*** Material shown Section Begins ***

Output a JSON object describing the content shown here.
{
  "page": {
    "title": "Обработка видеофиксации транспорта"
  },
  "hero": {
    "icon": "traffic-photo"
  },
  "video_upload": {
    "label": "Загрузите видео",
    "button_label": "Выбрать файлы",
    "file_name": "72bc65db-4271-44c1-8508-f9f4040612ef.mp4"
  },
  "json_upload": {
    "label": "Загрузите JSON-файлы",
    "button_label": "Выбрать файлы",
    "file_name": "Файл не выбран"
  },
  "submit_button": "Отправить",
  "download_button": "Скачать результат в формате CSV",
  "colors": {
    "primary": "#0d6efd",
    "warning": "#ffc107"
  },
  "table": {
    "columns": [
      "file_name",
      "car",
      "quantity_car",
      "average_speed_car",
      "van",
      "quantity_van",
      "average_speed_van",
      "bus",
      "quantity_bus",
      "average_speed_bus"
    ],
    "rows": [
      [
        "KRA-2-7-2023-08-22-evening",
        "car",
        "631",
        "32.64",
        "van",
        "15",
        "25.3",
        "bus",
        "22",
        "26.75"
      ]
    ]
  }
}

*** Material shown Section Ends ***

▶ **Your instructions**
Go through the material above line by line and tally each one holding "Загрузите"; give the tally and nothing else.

▶ **Output for this task**
2